NCJ Number
John J. Schultz Ph.D.
Date Published
March 2012
235 pages
This study determined the applicability of ground-penetrating radar (GPR) for detecting graves affected by various factors that were controlled for this research, including how the GPR was employed.
The research design included constructing a grid on secured land in a field that contained eight graves created in Spodosol, a common soil type in Florida. Six burial scenarios contained a pig carcass at a deep (1.00 m) or a shallow (.50 m) depth; a shallow unwrapped pig carcass; a deep unwrapped pig carcass; a deep pig carcass wrapped in a tarp; a deep pig carcass wrapped in a cotton blanket; a deep pig carcass covered with a layer of rocks; and a deep pig carcass covered with a layer of lime. Two blank control graves, one shallow and one deep; were also constructed. Graves were monitored with EMI (electromagnetic induction meter) at 24 months and GPR at 30 months, using both the 500 and 250 MHz antennae. Results showed that the EMI was not a viable option in the detection of clandestine graves for the graves' soil type; graves were never detected during the monitoring period. On the other hand, GPR proved to be a favorable tool for monitoring controlled graves for a 30-month period; many scenarios were still detected at the end of the monitoring period. Of the imagery options available, reflection profiles were the preferred option. Burial scenarios with grave items (rocks, lime, blanket, and tarp) produced a more distinctive response for a longer period of time compared to unwrapped carcasses. Still, some months provided poor visibility of the imagery that was somewhat correlated with lower precipitation. Thus, dry soil or low soil moisture resulted in reduced demarcation of the graves.

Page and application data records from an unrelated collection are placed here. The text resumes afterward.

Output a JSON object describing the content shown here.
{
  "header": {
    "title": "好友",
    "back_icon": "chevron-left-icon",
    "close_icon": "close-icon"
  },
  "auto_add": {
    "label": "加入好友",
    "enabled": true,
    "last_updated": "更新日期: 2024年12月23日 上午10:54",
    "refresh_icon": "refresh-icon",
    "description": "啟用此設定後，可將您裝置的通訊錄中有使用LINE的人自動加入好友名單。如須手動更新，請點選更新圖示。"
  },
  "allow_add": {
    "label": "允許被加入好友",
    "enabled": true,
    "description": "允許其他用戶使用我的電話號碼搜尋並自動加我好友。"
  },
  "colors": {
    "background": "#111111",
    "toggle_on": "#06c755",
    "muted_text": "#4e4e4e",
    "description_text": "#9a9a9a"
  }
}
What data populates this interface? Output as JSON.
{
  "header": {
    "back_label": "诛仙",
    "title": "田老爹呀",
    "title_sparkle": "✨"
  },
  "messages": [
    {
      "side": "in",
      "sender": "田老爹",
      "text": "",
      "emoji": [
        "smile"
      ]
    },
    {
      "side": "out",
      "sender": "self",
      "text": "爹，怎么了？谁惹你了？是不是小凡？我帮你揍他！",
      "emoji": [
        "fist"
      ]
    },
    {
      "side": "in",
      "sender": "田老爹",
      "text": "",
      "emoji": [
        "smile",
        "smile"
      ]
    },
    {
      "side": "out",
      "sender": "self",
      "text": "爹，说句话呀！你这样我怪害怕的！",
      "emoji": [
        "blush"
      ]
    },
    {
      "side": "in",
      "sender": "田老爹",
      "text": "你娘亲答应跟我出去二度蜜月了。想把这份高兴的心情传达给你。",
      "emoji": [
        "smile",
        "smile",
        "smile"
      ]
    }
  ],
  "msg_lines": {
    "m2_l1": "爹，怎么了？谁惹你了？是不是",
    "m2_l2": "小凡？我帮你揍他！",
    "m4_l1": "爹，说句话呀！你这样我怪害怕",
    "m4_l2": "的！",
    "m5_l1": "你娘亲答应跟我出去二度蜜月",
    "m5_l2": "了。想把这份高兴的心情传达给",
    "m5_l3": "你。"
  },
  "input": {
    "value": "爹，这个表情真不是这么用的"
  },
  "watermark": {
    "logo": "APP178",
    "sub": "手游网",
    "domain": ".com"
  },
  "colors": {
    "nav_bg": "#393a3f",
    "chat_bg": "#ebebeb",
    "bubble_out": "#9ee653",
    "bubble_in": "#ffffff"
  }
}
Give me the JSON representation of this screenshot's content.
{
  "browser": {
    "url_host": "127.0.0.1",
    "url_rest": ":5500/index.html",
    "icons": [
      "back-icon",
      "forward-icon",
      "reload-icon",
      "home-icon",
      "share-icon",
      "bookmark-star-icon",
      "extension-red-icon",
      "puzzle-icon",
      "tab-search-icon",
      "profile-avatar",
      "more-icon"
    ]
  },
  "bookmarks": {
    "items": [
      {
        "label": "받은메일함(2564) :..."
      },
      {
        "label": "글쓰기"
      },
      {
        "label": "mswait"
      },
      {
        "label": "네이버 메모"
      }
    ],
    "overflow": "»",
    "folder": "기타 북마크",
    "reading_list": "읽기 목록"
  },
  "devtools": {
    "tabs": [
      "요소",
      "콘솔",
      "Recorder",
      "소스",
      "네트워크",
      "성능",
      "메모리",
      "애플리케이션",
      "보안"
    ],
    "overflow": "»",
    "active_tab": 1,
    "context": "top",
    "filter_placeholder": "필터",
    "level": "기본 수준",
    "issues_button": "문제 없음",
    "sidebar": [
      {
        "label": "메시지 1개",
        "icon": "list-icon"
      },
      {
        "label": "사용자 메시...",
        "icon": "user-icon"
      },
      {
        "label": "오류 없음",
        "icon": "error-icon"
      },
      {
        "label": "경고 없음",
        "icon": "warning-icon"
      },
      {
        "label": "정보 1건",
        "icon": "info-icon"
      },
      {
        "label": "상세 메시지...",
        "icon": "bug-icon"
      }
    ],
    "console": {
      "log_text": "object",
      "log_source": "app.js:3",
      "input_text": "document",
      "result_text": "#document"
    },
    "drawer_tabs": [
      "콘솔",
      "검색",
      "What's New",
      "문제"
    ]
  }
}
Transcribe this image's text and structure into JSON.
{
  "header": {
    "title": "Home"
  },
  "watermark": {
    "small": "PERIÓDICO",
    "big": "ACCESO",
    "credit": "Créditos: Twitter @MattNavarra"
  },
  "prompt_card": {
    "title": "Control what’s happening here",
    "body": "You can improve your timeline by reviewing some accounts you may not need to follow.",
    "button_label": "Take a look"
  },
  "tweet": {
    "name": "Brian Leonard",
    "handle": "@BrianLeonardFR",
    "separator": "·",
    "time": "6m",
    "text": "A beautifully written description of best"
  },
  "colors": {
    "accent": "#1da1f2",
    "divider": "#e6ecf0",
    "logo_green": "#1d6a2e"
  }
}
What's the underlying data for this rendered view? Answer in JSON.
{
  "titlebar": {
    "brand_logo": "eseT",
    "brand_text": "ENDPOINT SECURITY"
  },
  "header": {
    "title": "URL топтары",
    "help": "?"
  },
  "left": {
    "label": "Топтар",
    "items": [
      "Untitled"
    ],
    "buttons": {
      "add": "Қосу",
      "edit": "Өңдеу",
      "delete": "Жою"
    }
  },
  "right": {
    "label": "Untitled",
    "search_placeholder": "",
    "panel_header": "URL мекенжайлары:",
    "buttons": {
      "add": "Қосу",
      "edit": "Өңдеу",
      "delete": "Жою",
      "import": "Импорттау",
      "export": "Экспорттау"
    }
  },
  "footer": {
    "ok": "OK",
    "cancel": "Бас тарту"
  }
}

The 250 MHz results were more favorable for the shallow scenario. 33 figures, 34 references and appended supplementary data